It seems to me that, at some point, we gave over control of our health and well-being to the American Medical Association and its lackeys, the mass media.  The media report some new outbreak of the flu—verified by some official-sounding medical association—and thousands of us dutifully fall ill with it and the rest line up for flu shots.  Some official crackpot identifies tree mold as on the rise, gets the media to “report” it (along with a suggestion that a large number of people are allergic to these levels of tree mold), and people throughout the broadcast area start sneezing and wheezing.  We pretend the media gives us all sides of issues so we can make considered judgments about our lives.  Not so; the Daily Record is the only balanced media left.

Actually, now that I think about it, I have no opinion about that, homey.

“So you are going ‘steelhead’ fishing.  What exactly are they, and how did they get that name?”
(Lois Love Brown, South Ellensburg)

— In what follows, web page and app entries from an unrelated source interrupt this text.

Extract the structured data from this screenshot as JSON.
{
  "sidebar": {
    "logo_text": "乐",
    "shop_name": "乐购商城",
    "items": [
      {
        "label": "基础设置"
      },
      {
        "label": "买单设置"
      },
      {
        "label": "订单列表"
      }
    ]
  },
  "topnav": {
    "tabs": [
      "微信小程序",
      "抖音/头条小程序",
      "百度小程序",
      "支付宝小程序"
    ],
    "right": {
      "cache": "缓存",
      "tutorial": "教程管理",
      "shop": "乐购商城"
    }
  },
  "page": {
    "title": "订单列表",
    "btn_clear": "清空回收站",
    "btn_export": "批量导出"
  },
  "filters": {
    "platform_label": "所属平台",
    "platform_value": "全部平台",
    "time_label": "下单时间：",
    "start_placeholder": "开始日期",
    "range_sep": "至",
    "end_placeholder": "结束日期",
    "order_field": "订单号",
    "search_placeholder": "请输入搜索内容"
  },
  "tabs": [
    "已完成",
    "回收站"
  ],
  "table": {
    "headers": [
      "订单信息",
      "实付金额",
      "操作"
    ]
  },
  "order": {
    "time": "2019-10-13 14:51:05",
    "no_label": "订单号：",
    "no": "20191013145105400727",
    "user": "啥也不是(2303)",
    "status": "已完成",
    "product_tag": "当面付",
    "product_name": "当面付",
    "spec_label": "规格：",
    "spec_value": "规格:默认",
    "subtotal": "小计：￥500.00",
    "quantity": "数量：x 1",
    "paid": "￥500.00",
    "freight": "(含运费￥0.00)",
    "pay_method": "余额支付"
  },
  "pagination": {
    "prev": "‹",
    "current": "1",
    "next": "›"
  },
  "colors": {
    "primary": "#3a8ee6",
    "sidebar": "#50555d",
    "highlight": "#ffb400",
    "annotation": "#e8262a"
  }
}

I’m delighted to share my research on this, Lois.  Simply, steelhead are sea-run rainbow trout.  But it’s not that simple.  They’re anadromous—meaning that they are “bi” (liking fresh water AND salt water).  The whole thing started when a rainbow got large enough to develop a taste for ferrous minerals.  It headed for the ocean and places where the underlying rock was rich in iron.  The shrimp and salt-water prey of this first sea-run trout were very high in dissolved iron.  That iron, in turn, was absorbed into the bony parts of the sea-run rainbow.  By the time the first sea-run rainbow returned to fresh water, its bones, especially the skull, was nearly entirely iron.  As others joined that first pioneer, they became exceptionally heavy, strong, fighting fish.  Part of their beauty is the result of some of the iron leaking out through their gills, staining their sides with an almost iridescent red color.  The first European to catch one of these fish did so accidently when he dropped his magnetic watch fob into the Columbia, and immediately found himself chained to a twelve-pound trout.  The year was 1855, the man’s name was John Steele, and thus it became “steelehead.”  Really, the fish is more appropriately named “ironhead,” but you know how biologists are.  It also should be obvious to you why Washington Fish and Wildlife has outlawed the use of magnets in ironheading.

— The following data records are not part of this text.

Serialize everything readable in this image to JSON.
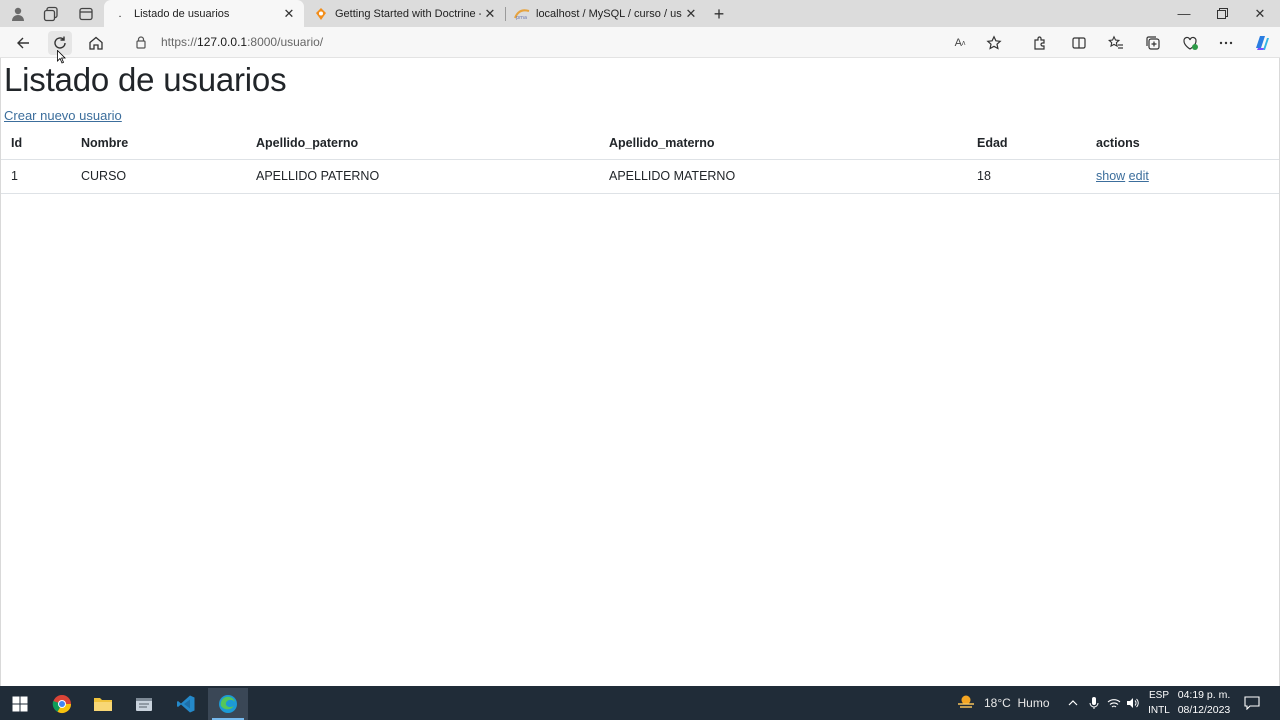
{
  "browser": {
    "tabs": [
      {
        "title": "Listado de usuarios",
        "favicon": "dot"
      },
      {
        "title": "Getting Started with Doctrine - D",
        "favicon": "doctrine-icon"
      },
      {
        "title": "localhost / MySQL / curso / usua",
        "favicon": "phpmyadmin-icon"
      }
    ],
    "url_prefix": "https://",
    "url_host": "127.0.0.1",
    "url_rest": ":8000/usuario/"
  },
  "page": {
    "heading": "Listado de usuarios",
    "create_link": "Crear nuevo usuario",
    "table": {
      "headers": [
        "Id",
        "Nombre",
        "Apellido_paterno",
        "Apellido_materno",
        "Edad",
        "actions"
      ],
      "rows": [
        {
          "id": "1",
          "nombre": "CURSO",
          "apellido_paterno": "APELLIDO PATERNO",
          "apellido_materno": "APELLIDO MATERNO",
          "edad": "18",
          "show": "show",
          "edit": "edit"
        }
      ]
    }
  },
  "taskbar": {
    "weather": "18°C  Humo",
    "lang_top": "ESP",
    "lang_bottom": "INTL",
    "time": "04:19 p. m.",
    "date": "08/12/2023"
  },
  "colors": {
    "link": "#3c6e9c",
    "taskbar_bg": "#202c38",
    "tabstrip_bg": "#dcdcdc"
  }
}
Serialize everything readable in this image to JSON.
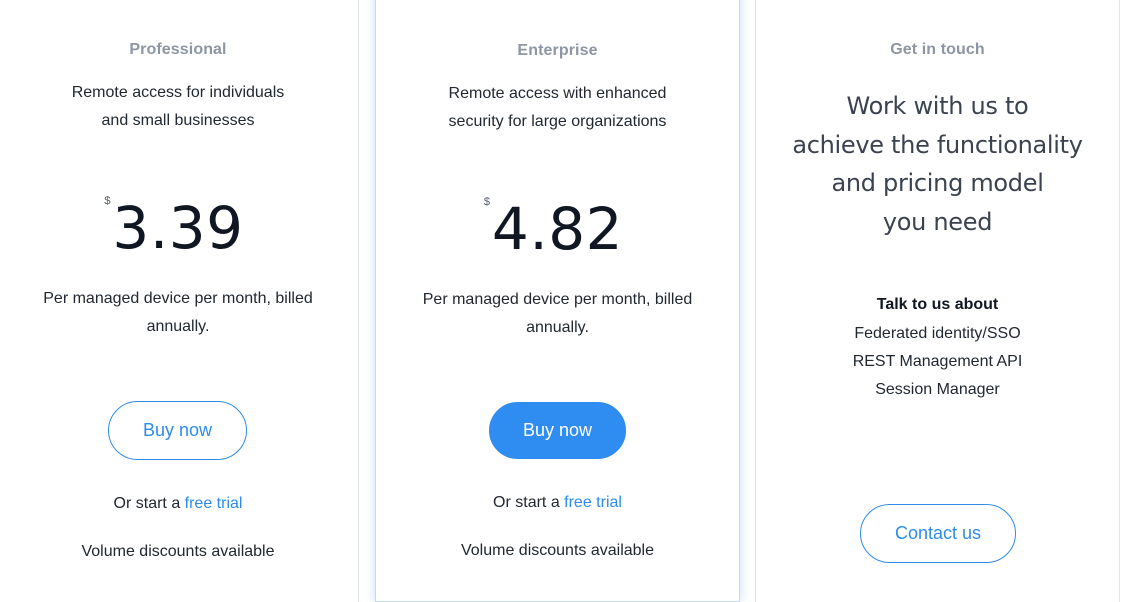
{
  "plans": {
    "professional": {
      "name": "Professional",
      "description_line1": "Remote access for individuals",
      "description_line2": "and small businesses",
      "currency": "$",
      "price": "3.39",
      "billing_line1": "Per managed device per month, billed",
      "billing_line2": "annually.",
      "cta_label": "Buy now",
      "trial_prefix": "Or start a ",
      "trial_link": "free trial",
      "volume": "Volume discounts available"
    },
    "enterprise": {
      "name": "Enterprise",
      "description_line1": "Remote access with enhanced",
      "description_line2": "security for large organizations",
      "currency": "$",
      "price": "4.82",
      "billing_line1": "Per managed device per month, billed",
      "billing_line2": "annually.",
      "cta_label": "Buy now",
      "trial_prefix": "Or start a ",
      "trial_link": "free trial",
      "volume": "Volume discounts available"
    },
    "contact": {
      "name": "Get in touch",
      "tagline_line1": "Work with us to",
      "tagline_line2": "achieve the functionality",
      "tagline_line3": "and pricing model",
      "tagline_line4": "you need",
      "talk_title": "Talk to us about",
      "topics": [
        "Federated identity/SSO",
        "REST Management API",
        "Session Manager"
      ],
      "cta_label": "Contact us"
    }
  },
  "colors": {
    "accent": "#2f8cf0",
    "plan_name": "#8e96a3",
    "text": "#222831",
    "price": "#101622"
  }
}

Roberto K. Pensepesca, Ellensburg, asks:  “I know that males’ contribution to fish egg fertilization is called ‘milt,’ which is released over the female’s eggs to fertilize them.  What is the source of this term, ‘milt’?”

An excellent question.  Too little has been understood about this over the years, and I’m pleased to straighten it out now.  In 1798, when the first fish hatcheries were being built, the idea of hatching and rearing fish in captivity, to then be released into the wild, was big news.  During that time, the press was very cautious about using words which might titillate emotions of America’s good citizens.  The first headline, “Fish Semen Spread Over Ova!” stirred up such an uproar, that the entire program was in danger of being scrapped.  Biologists quickly hatched a new plan.  Milton Harrison (who, you may recall, pitched in Erie, Pennsylvania’s first baseball game) was the man in charge of “milking” the males, so the semen became, euphemistically, “milt.”  Following this same logic, ova became “suzanna” after the woman in charge of stripping the eggs from the females.  Suzanna didn’t actually last long at that job, as she had great inner conflict over the whole idea of females giving up their eggs for science and became increasingly depressed.  (While her career in the hatchery was short, she became widely known as the heroine of Stephen Foster’s song in honor of her stand for the female fish, “Oh, Suzanna.”  But I digress.)  The first headline using the new euphemisms for fish sex read, “Suzanna Covered By Milt At Fish Hatchery!”  That was too much for those fine folk, and biologists decided just to call them eggs, or roe.  The “milt” part stuck, however, and we still honor Milton by using it today.

As always, submit your hard-to-answer questions (of an outdoor nature, please) to the RCRGWD&OTTBA in care of this paper or to the blog.  We are always pleased to share answers to the mysteries of the natural world.

[Copyright James L. Huckabay, 2013]